WASHINGTON — Investors poured money into U.S. retail stocks Friday, pushing the sector to a new high after a much better-than-expected reading on January employment bolstered the case for a strengthening recovery.
This story first appeared in the February 6, 2012 issue of WWD. Subscribe Today.
The U.S. added 243,000 jobs in January compared with December — the largest one-month increase since April — and the unemployment rate fell to 8.3 percent from 8.5 percent, according to the Labor Department. Economists expected job gains of just 155,000 and a steady unemployment rate.
Department stores, general merchandise stores, textile mills and apparel manufacturers all followed the national trend and boosted payrolls in January, while apparel and accessories stores trimmed back in the post-holiday season.
The S&P Retail Index jumped 1.7 percent, or 9.61 points, to 563.34 — having traded as high as 563.80. The broad reading of U.S. retail stocks, which goes back to 2002, charged past its high from July last month and topped out at 561.70 on Jan. 26.
The Dow Jones Industrial Average perked up 1.2 percent, or 156.82 points, to close at 12,862.23.
Department stores added 19,400 seasonally adjusted jobs in January compared with December to employ 1.6 million, while general merchandise stores, which include discounters and department stores, increased employment by 15,000 to 3.1 million.
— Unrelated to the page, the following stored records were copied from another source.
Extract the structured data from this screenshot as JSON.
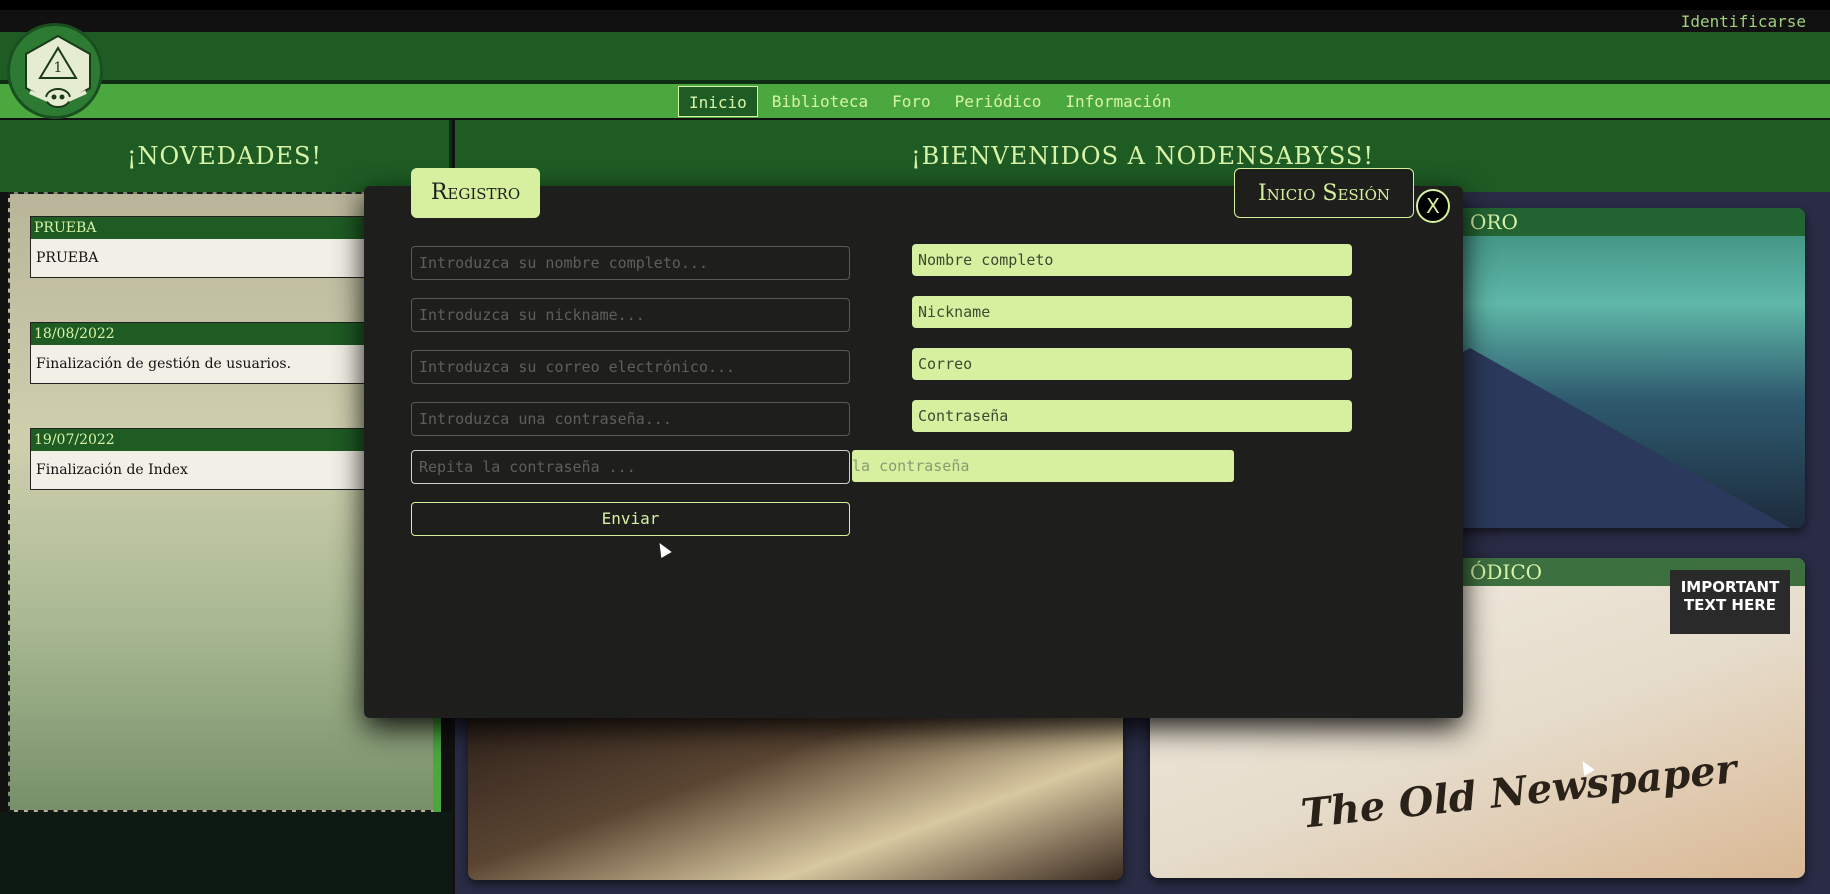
{
  "topbar": {
    "login_link": "Identificarse"
  },
  "logo": {
    "die_number": "1"
  },
  "nav": {
    "items": [
      {
        "label": "Inicio",
        "active": true
      },
      {
        "label": "Biblioteca"
      },
      {
        "label": "Foro"
      },
      {
        "label": "Periódico"
      },
      {
        "label": "Información"
      }
    ]
  },
  "left_section": {
    "title": "¡NOVEDADES!",
    "items": [
      {
        "date": "PRUEBA",
        "text": "PRUEBA"
      },
      {
        "date": "18/08/2022",
        "text": "Finalización de gestión de usuarios."
      },
      {
        "date": "19/07/2022",
        "text": "Finalización de Index"
      }
    ]
  },
  "main_section": {
    "title": "¡BIENVENIDOS A NODENSABYSS!",
    "cards": {
      "foro_label": "ORO",
      "periodico_label": "ÓDICO",
      "newspaper_title": "The Old Newspaper",
      "newspaper_box": "IMPORTANT TEXT HERE"
    }
  },
  "modal": {
    "tab_register": "Registro",
    "tab_login": "Inicio Sesión",
    "close_label": "X",
    "register_fields": [
      {
        "placeholder": "Introduzca su nombre completo..."
      },
      {
        "placeholder": "Introduzca su nickname..."
      },
      {
        "placeholder": "Introduzca su correo electrónico..."
      },
      {
        "placeholder": "Introduzca una contraseña..."
      },
      {
        "placeholder": "Repita la contraseña ..."
      }
    ],
    "login_fields": [
      {
        "label": "Nombre completo"
      },
      {
        "label": "Nickname"
      },
      {
        "label": "Correo"
      },
      {
        "label": "Contraseña"
      }
    ],
    "ghost_field": "la contraseña",
    "submit_label": "Enviar"
  },
  "colors": {
    "accent_dark": "#1e5c24",
    "accent_light": "#4aa83f",
    "pale_green": "#d6f0a0",
    "modal_bg": "#1e1f1c"
  }
}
Apparel and accessories stores cut payrolls by 13,600 last month to employ 1.37 million.
“In apparel [specialty stores], yes, we lost 13,600 jobs [in January], but the prior two months added over 17,000 jobs,” said Scott Hoyt, senior director of consumer economics at Moody’s Analytics. “I think the trend here is one of modest growth in employment and clearly this time of year, there tends to be volatility in the data because it is difficult for the seasonal adjustment process to correctly pick up seasonal hiring and firing.”
Hoyt also pointed out that apparel and accessories store employment was up 1.3 percent year-over-year.
Hoyt said the gains for department stores in January, the fifth straight month of payroll increases, suggests “pretty strong growth.”
Further down the pipeline, apparel manufacturers added 100 jobs to employ 149,800, while mills making apparel fabric and yarns boosted payrolls by 700 to employ 120,300. Mills making home furnishings products decreased employment by 300 to employ 114,100.
“The headline jobs increase of 243,000 in January was far better than expected,” said Nigel Gault, chief U.S. economist at IHS Global Insight. “Job gains were broadly spread across the private sector. Manufacturing, business services, health care and leisure and hospitality were the standouts. Hours worked rose as did hourly earnings, giving welcome income support to consumers.”
Gault said while a generally mild winter played a role in the overall employment picture, as construction workers and other outdoor industries were able to employ more workers, he added, “The job gains were far too widely spread to be just a weather phenomenon. The figures suggest a broadly based acceleration in employment growth.”